A New Camera for This Year’s Trip to Lofoten
This year, I have another camera for the trip to Lofoten. I was handed a Fujifilm GFX 100 with a threesome of nice lenses. I have worked with Fujifilm before. I used the X-Pro2, GFX 50S, GFX 50R, and I have a X100T myself. Although Fujifilm cameras and the menu structure aren’t new to me, there were still some issues that I would have run into at Lofoten.
I have been photographing with the GFX 100 for a few weeks now. Setting up the camera for my personal preferences was no problem. But when I had arranged a model shoot, I did run into a few issues that I needed to solve.
First of all, because I wanted to use flash, I had to set the electronic viewfinder to ignore the exposure settings. One of the amazing things of an electronic viewfinder is the ability to preview the exposure settings. But that won’t work when using flash. It is also a setting that I would love to change for night sky photography at Lofoten. I had found that setting already, or so I thought. But it turned out to be a completely different setting, one that I had overlooked.
The second problem I ran into was a bit more serious. When we changed locations, I had placed the camera inside my camera bag. When I took it out again, the shutter dial seemed to be locked somehow. And there was no indication of how to unlock it again.
I tried a lot of buttons and a combination of buttons, but I could not find it. After some research on the internet with my smartphone, I finally found the right button. It took me about 20 minutes, which was no problem at that time. But that would be enough to miss a burst of northern lights at Lofoten.
The Lesson Learned
These two examples show how important it is to learn to use the camera before you go on holiday or before you start to shoot at a location that will be a once-in-a-lifetime thing. Learn where to find the different settings in the menu and where to change certain behavior of the camera. If you have customized your camera extensively, learn how and where to change it if necessary. You might think you will never need to do that again after the first setup, knowing all the things you’ll ever need are under customized buttons and personalized menus. But when a camera is resetting itself for some reason or you have upgraded the firmware prior to an important shoot, which isn’t that smart to do, it can be quite frustrating or even reason to panic.

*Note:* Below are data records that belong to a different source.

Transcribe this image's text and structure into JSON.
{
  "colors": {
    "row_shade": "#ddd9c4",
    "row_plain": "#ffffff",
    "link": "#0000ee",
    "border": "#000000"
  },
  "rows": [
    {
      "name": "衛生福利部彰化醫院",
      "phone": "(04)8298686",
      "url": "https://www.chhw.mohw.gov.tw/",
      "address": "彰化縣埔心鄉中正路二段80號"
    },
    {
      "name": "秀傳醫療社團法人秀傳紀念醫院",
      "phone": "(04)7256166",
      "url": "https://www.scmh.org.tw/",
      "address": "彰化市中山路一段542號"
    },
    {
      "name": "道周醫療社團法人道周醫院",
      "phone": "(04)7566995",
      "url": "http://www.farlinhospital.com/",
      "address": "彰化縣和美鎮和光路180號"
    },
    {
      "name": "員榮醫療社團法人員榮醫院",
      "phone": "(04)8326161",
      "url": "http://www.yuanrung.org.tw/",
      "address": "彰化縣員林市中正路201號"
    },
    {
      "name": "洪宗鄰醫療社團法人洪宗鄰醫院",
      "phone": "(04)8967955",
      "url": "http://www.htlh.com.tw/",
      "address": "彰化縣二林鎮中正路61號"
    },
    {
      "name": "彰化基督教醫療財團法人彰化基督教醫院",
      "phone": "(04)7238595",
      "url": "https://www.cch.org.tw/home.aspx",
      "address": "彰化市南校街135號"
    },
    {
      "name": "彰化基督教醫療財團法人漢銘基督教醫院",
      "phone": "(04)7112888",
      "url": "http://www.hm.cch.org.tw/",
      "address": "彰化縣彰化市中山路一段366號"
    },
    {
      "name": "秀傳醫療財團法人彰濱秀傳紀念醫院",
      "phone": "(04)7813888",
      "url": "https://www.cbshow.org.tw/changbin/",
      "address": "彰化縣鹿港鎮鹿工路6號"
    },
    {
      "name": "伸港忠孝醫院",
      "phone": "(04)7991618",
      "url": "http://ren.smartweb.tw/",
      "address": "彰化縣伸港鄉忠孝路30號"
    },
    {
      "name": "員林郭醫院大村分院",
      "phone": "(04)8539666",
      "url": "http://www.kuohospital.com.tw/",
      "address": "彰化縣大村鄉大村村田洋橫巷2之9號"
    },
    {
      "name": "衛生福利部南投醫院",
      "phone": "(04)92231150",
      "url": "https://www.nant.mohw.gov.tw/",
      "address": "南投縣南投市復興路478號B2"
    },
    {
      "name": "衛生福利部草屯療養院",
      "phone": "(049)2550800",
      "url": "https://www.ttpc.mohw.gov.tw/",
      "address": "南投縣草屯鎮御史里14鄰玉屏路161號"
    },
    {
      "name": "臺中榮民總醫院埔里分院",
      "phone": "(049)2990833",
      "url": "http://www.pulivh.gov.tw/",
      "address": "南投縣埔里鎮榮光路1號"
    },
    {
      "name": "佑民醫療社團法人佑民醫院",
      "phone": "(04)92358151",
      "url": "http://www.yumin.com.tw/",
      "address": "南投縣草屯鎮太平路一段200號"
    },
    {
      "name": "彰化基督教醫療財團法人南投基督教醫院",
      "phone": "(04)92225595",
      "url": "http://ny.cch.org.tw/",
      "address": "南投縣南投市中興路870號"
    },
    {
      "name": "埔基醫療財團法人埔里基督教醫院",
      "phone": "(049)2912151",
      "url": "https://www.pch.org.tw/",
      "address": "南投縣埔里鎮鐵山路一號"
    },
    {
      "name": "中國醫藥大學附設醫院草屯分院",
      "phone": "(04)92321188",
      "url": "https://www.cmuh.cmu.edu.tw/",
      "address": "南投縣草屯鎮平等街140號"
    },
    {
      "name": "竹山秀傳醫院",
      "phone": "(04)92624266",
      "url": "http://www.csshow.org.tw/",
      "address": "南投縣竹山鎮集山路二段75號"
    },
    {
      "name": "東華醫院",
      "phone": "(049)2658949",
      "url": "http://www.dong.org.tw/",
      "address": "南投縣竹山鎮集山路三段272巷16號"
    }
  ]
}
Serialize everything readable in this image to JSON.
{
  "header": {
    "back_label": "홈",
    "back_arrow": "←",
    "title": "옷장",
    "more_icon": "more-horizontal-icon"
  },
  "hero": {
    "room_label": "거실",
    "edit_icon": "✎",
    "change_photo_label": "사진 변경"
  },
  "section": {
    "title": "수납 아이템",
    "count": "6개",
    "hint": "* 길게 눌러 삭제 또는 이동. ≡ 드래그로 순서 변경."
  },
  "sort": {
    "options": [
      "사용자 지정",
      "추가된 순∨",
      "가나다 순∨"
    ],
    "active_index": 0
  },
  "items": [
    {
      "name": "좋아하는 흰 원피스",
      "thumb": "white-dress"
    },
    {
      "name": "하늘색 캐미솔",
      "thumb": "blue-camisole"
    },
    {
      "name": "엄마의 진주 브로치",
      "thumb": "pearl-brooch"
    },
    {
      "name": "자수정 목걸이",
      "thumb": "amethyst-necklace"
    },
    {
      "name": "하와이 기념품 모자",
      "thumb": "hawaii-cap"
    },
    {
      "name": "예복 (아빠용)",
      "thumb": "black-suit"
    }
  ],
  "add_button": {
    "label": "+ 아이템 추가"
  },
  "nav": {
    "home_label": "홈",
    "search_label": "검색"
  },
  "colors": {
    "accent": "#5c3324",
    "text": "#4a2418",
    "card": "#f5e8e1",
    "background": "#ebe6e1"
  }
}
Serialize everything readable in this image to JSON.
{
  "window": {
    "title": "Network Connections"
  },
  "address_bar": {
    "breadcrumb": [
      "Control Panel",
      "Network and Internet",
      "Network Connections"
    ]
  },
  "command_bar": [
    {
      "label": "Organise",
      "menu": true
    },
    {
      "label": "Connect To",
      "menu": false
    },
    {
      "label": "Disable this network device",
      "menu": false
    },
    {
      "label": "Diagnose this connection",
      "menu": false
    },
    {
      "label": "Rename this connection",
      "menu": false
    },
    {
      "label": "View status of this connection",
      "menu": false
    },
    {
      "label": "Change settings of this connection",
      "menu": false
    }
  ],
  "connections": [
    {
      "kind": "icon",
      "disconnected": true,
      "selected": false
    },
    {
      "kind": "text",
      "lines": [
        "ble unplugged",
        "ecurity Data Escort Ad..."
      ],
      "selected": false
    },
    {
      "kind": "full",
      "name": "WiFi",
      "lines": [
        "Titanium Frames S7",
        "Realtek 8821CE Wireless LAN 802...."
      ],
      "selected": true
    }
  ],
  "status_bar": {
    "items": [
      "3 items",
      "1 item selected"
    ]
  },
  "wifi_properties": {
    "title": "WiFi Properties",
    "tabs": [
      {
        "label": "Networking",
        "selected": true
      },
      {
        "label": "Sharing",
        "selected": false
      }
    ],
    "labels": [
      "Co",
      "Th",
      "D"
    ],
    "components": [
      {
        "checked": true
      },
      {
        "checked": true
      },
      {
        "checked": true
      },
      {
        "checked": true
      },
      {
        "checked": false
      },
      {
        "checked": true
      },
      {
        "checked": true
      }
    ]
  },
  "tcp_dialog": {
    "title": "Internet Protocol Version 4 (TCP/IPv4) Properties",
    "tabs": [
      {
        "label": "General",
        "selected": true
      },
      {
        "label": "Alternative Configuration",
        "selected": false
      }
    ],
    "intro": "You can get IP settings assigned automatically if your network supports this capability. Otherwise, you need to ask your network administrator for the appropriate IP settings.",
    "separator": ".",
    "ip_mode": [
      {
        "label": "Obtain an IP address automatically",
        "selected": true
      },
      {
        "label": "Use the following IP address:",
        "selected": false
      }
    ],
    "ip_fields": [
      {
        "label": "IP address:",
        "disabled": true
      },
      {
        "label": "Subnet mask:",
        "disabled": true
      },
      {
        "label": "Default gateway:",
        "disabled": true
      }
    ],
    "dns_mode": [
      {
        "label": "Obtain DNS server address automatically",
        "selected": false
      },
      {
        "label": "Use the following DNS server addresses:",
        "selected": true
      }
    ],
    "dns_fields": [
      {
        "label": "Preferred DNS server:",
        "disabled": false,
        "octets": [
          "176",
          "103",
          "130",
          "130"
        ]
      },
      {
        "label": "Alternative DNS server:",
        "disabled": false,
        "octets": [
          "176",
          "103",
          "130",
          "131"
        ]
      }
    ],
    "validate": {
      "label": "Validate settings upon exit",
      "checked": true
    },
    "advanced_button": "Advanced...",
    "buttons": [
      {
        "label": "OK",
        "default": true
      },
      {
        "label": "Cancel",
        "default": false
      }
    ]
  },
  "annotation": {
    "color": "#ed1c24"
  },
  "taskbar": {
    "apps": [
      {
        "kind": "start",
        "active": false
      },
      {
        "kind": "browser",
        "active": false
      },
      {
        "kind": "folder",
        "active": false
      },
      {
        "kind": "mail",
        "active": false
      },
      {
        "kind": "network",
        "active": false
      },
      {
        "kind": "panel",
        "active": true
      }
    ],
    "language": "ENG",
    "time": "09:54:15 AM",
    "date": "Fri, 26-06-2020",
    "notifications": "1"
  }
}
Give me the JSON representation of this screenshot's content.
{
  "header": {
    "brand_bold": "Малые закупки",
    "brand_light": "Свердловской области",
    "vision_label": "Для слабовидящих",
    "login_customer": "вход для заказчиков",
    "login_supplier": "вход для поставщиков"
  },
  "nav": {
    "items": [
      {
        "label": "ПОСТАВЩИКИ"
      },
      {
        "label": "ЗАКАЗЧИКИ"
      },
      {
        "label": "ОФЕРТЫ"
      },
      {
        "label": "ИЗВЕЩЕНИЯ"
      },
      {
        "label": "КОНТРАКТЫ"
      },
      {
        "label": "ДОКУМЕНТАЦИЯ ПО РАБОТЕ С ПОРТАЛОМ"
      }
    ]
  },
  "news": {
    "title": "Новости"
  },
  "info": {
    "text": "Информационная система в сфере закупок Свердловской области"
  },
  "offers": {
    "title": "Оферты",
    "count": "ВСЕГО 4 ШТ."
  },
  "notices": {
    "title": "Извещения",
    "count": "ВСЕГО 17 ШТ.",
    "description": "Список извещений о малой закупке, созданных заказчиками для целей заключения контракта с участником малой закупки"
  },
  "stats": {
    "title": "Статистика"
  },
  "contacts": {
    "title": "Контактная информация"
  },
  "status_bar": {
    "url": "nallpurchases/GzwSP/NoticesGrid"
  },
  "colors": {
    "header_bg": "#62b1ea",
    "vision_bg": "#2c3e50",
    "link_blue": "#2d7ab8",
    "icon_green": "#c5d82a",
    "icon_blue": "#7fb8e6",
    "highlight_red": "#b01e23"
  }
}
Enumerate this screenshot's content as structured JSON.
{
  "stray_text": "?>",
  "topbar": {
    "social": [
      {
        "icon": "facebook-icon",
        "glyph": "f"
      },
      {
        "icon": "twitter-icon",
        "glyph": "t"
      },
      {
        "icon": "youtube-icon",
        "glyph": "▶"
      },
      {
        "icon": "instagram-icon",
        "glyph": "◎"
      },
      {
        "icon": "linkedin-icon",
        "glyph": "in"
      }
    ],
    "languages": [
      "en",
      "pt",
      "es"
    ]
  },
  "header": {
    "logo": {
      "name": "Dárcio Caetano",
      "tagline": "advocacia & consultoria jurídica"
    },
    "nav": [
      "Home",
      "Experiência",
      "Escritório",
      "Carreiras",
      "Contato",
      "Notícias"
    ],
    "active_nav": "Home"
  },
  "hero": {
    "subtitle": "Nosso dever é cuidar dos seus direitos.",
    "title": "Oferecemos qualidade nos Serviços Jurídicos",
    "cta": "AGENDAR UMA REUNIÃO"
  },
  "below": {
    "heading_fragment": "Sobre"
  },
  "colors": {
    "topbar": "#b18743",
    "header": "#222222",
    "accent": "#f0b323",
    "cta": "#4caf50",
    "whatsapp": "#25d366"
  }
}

I have seen the latter a lot, especially with the of Sony cameras. It is really because of its wonderful customization capabilities. Photographers tend to rely on this customization so much that they start to panic when something goes wrong. And believe me, it always happens at the wrong time.
But this also applies to the other brands. After all, the modern camera is a complex piece of machinery with a lot of amazing functionalities. It would be a shame if you only used the basics of something that is capable of so much more.
My Advice for All Photographers
This is my advice for every photographer around. If you haven’t done so already, please learn how your camera works, so you don’t have to think twice about finding some setting. Use the customization capabilities and personalized menus, but also know what to do when you suddenly are in need of the functionality you never needed before.
And perhaps you are searching for a setting that doesn’t even exist in your type of camera. That is something I have also seen happen before. So, learn how your camera works, and you will have more time to enjoy your photography.
Have you ever run into a situation where you couldn’t find the setting you needed? Please share your thoughts and experience in a comment below.